## Stored records
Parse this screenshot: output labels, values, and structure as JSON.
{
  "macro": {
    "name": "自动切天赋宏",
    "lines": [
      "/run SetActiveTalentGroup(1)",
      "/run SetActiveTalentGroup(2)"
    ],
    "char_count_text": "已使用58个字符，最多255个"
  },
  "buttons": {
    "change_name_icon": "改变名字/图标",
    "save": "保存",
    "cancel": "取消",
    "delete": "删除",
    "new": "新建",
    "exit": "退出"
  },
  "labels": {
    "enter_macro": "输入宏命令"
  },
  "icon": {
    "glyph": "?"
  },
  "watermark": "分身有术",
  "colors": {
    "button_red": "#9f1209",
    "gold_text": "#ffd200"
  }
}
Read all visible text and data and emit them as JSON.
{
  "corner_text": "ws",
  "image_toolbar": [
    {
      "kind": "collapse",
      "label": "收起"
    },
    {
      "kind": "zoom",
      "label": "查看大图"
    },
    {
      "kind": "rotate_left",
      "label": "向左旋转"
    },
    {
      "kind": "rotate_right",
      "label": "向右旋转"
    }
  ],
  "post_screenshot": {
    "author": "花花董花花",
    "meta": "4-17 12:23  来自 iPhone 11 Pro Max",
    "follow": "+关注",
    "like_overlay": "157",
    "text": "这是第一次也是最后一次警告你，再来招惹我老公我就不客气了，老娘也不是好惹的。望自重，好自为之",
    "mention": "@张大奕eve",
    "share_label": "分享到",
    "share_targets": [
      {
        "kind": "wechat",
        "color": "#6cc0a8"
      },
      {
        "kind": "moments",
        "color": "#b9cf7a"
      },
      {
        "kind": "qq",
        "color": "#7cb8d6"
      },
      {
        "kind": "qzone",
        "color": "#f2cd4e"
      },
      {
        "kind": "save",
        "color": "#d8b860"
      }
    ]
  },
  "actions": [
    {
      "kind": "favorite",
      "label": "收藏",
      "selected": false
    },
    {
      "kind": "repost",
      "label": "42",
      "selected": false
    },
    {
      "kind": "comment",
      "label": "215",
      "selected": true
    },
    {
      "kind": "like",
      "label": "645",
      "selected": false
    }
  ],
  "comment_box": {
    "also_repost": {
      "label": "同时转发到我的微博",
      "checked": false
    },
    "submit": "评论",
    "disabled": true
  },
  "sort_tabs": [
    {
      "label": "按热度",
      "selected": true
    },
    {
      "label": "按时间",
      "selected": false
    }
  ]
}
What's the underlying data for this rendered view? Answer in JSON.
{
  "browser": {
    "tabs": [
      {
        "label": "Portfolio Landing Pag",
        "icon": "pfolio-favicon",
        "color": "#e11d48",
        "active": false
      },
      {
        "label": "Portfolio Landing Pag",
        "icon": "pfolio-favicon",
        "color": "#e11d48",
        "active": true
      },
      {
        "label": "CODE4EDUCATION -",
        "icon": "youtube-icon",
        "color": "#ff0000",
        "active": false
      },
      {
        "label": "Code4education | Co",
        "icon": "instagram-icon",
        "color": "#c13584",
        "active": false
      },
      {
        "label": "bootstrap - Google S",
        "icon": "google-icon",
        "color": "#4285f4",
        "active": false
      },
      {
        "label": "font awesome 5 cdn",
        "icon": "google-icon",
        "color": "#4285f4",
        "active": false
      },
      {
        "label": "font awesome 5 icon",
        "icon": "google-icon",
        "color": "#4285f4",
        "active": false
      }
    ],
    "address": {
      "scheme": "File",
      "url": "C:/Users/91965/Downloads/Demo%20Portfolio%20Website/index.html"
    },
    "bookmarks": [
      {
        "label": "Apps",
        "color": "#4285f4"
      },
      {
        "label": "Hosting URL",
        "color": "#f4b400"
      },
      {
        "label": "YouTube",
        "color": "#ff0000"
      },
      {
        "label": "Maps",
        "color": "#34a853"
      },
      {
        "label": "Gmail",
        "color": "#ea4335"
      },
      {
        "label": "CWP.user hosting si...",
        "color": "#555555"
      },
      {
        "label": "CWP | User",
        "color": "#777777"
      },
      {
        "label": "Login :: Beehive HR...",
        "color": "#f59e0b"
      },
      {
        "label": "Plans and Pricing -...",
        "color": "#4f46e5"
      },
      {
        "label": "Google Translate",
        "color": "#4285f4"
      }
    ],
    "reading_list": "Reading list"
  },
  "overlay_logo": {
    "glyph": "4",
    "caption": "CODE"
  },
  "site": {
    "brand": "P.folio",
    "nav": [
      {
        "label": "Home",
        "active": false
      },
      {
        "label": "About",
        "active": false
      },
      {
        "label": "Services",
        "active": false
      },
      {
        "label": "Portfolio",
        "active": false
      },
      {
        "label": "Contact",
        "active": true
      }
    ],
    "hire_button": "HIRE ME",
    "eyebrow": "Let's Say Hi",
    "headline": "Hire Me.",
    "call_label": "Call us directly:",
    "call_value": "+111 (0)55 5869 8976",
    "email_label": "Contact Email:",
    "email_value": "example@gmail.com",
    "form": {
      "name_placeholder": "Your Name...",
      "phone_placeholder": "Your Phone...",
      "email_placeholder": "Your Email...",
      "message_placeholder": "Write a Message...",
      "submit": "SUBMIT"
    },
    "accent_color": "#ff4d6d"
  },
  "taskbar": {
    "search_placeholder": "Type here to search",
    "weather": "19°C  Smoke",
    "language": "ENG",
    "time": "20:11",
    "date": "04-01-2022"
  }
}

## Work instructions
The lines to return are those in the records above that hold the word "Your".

## Exercise output
      "name_placeholder": "Your Name...",
      "phone_placeholder": "Your Phone...",
      "email_placeholder": "Your Email...",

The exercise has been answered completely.